Element data from apps and pages

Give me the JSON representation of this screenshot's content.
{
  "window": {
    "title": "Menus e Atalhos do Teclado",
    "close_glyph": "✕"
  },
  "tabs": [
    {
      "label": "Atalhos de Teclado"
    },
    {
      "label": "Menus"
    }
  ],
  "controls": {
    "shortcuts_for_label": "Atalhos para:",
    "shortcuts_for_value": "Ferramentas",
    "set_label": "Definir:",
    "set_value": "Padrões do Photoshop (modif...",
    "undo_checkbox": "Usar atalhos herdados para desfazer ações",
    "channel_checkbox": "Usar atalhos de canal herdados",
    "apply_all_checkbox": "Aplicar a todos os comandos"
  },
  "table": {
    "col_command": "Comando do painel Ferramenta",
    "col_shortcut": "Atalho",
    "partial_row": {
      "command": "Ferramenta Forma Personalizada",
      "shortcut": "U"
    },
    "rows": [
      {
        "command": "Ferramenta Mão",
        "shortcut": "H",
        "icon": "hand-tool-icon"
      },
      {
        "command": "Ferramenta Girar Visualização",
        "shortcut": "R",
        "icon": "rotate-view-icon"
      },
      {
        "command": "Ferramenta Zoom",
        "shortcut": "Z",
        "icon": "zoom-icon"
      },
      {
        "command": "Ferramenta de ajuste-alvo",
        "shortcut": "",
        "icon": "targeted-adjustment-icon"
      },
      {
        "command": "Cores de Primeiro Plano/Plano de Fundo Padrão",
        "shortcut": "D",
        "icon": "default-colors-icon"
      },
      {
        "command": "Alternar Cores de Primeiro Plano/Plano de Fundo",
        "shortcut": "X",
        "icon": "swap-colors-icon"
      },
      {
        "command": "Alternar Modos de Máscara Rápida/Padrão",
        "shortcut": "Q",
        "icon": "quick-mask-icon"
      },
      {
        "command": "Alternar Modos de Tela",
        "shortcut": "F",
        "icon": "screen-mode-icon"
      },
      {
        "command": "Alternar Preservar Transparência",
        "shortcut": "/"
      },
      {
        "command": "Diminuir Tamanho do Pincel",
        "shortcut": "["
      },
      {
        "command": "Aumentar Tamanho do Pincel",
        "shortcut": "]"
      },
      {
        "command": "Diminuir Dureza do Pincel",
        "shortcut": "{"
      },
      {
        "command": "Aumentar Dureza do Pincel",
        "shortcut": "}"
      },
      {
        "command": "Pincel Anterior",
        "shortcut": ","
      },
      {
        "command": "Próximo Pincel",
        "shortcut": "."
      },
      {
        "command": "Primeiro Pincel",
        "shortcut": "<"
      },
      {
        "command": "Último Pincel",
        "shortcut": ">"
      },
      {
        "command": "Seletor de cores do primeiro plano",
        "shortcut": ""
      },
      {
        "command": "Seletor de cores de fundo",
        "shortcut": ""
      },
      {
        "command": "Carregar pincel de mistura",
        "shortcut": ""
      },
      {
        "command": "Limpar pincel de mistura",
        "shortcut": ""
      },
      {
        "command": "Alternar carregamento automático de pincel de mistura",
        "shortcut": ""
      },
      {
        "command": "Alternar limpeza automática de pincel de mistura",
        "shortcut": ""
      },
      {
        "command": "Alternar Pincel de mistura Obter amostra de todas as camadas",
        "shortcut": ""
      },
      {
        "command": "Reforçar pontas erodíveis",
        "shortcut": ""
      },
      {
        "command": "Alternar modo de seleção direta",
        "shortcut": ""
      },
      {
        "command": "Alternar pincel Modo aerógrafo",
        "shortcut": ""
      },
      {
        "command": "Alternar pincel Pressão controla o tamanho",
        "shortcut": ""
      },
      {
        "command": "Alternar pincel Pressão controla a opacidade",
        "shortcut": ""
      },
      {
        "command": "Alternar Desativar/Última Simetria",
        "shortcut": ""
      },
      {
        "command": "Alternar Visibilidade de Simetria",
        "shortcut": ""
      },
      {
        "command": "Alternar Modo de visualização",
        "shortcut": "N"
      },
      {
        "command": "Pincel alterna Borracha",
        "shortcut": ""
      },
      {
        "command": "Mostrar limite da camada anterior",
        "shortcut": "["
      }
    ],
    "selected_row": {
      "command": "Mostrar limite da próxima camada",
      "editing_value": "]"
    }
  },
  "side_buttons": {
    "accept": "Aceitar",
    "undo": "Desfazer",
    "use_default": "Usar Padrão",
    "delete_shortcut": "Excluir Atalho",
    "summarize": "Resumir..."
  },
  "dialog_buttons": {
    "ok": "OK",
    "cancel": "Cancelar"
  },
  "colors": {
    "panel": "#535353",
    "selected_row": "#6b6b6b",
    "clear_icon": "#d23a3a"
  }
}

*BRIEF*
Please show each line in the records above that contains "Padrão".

*TASK OUTPUT*
        "command": "Cores de Primeiro Plano/Plano de Fundo Padrão",
        "command": "Alternar Modos de Máscara Rápida/Padrão",
    "use_default": "Usar Padrão",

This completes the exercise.